As background, the Immigration Reform and Control Act (“IRCA”) and the Illegal Immigration Reform and Immigrant Responsibility Act (“IIRIRA”) require an employer to review documents establishing an individual’s eligibility for employment. E-Verify is an Internet-based system that allows businesses to determine the eligibility of their employees to work in the United States. In most cases, its use is voluntary, but some companies may be required by state law or federal regulation to use E-Verify. The Arizona Act passed in 2007 requires that “every employer, after hiring an employee, shall verify the employment eligibility of the employee” by using E-Verify. Ultimately, the Court held that the Arizona Act is a licensing law consistent with IRCA and is specifically exempted from preemption as the federal E-Verify law does not restrict state action or use of E-Verify.

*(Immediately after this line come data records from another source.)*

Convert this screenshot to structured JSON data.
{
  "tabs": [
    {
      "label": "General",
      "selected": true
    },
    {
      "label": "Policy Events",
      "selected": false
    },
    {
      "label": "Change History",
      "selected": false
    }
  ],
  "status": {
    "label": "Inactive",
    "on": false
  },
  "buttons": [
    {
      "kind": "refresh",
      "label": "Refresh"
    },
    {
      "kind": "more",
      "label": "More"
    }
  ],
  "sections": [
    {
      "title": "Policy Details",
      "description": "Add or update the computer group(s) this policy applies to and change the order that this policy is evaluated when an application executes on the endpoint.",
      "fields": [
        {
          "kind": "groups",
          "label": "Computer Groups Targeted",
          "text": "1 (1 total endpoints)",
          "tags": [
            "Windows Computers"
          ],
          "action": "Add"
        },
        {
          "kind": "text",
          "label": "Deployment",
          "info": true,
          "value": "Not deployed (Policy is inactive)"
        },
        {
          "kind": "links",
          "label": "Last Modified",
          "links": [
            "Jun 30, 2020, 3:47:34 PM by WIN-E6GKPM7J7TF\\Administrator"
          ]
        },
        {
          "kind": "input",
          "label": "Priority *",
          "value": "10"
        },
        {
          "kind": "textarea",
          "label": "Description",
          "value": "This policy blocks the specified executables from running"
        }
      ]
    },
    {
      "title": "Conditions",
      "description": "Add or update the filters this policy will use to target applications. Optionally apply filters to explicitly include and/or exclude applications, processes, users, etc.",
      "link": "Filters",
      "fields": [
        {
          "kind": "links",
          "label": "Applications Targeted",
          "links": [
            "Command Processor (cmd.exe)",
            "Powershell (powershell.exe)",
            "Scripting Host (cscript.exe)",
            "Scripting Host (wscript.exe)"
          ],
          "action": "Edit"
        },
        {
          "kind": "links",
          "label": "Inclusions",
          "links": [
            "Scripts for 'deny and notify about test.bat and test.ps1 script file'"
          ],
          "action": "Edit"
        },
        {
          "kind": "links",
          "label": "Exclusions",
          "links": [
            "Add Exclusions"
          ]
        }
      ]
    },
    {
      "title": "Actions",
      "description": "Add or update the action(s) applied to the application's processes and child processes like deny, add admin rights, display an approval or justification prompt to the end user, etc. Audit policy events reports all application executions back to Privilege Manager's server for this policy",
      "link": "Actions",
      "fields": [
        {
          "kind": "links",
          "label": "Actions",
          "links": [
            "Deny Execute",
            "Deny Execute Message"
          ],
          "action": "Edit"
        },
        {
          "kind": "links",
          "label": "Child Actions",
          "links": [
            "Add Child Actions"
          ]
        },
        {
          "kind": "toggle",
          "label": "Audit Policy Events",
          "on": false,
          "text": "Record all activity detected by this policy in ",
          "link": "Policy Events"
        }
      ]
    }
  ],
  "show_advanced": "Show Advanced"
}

The Court did not address other state immigration laws, including Arizona’s SB 1070, which requires police to check the immigration status of individuals in certain instances. Nevertheless, the impact on employers is potentially broad. Although the Arizona Act is currently limited only to Arizona, all employers doing business in the state must participate in E-Verify. Further, other states may soon enact similar statutes, but with specific particular requirements. Such patchwork of state E-Verify requirements can make doing business in more than one state burdensome, expensive and frustrating. In light of possible implementation of similar laws in other states, employers must take caution to properly, thoroughly and accurately complete and abide by Form I-9 requirements.
Questions concerning implementation by Department of Homeland Security, certain exemptions and limitations to the rule and other E-Verify matters may be directed to Cindy Kang Ansbach.
This article was prepared by Cindy Kang Ansbach from Fulbright’s Immigration Practice Group. Should you have any questions concerning the above or any other employment-based immigration matter, please do not hesitate to contact Cindy Kang Ansbach (email@example.com or 214 855 7499).